Now the Pocket Rocket is slammed into the fence by Allan Stanley of the Chicagoans and is carried off with a sprained ankle, and for the first time the crowd bares its fangs. "Choo, choo!" yells Papa as his little girl looks up at him anxiously, "get Stanley, get Stanley!" The gallery roars, "Assomme le!" which is to say, "Slug him!" Maurice the Rocket does not fail them. He nails the villainous Stanley with a bodycheck that sends him sprawling and the crowd goes off, happily avenged, to the concession stands below the stands.
Watching the crowd at the counters where the hot chocolate is sold, a stranger finds it difficult to believe that some part of the same kind of crowd participated in the riots of last spring. It is better not to mention the affair in Montreal now, for the city still feels the shame.
This does not mean that the crowd has become afraid to let its righteous anger boil up a little when events on the ice call for it. Thus, in the final period, when Les Canadiens break a 3-3 tie and stage a stick-whacking, body-slamming rally, the crowd lets itself go. And when this Chicago person, this Monsieur Tiny Tony Leswick, dares to make himself objectionable to Jean Beliveau and the Rocket himself and when the idiot of a referee fails to see things as clearly as the crowd can, what is there to do but roll up newspapers and programs and hurl them down on the ice and (this is a real sacrifice for it is snowing heavily outside) pull off one's overshoes and aim them as well at the dull-witted officials? Could a man who calls himself a citizen of Montreal do less?

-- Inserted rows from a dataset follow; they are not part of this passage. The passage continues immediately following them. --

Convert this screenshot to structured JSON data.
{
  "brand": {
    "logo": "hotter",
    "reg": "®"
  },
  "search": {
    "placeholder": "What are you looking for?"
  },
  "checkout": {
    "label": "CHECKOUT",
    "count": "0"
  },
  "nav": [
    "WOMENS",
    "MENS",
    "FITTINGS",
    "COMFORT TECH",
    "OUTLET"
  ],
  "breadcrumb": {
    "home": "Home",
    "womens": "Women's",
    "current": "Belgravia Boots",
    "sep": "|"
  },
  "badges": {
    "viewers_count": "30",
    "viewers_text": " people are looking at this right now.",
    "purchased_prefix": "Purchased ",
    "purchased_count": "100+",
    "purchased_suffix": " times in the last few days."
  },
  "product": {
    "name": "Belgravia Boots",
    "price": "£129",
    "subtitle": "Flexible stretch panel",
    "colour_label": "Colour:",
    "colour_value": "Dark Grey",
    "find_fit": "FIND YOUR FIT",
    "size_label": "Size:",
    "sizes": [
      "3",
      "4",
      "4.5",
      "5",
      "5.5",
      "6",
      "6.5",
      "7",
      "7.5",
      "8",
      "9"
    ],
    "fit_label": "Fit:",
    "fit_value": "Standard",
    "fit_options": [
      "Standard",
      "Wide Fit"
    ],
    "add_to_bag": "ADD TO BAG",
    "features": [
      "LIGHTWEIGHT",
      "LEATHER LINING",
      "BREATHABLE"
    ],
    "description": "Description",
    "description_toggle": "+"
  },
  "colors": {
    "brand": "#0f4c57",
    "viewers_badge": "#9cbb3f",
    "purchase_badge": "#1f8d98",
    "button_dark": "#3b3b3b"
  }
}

But depend upon the Rocket, Maurice Richard, to right matters. Setting up two of the three Montreal goals in the third period (he scored the 500th goal of his career only two nights before) the Rocket sparks the 7-3 victory, and the laughing crowd streams out of the arena with backs being slapped and pretty girls being kissed. Now it is time for the other affairs of the holiday eve and surely there has been enough of hot chocolate for this night. Except, perhaps, that the man who looks like Jiggs could do with a little. The French-speaking fans who held him prisoner all evening have started out now and he finds himself suddenly free. It is too late to learn exactly what has happened, but Jiggs does the least that any friendly fellow can do on a night like this. Throwing out his arms, he raises his misty eyes to the rafters and declaims with bilingual fervor: "Happy New Year to all from Paddy O'Brien! Hinkey dinkey parley voo!"
GOLF BUSINESS, 1955
Each year about this time the Professional Golfers Association tots up a few figures on how its members performed through the previous twelvemonth. The very paucity of these statistics—such as the total earnings of the 25 leading pros, the average strokes per round of the contenders for the Vardon Cup (which is awarded to the lowest) and the somewhat incomprehensible point scores for the Ryder Cup team competition—simply tend to emphasize the thin diet of the armchair golfer. Once he has digested this small collection of numerals (and it shouldn't take him long if he has passed the fourth grade), there is little left for him to talk about until the arrival of the spring thaw.
It is in the interest of these shut-ins that SI herewith presents some simple mathematical constructions from the available data: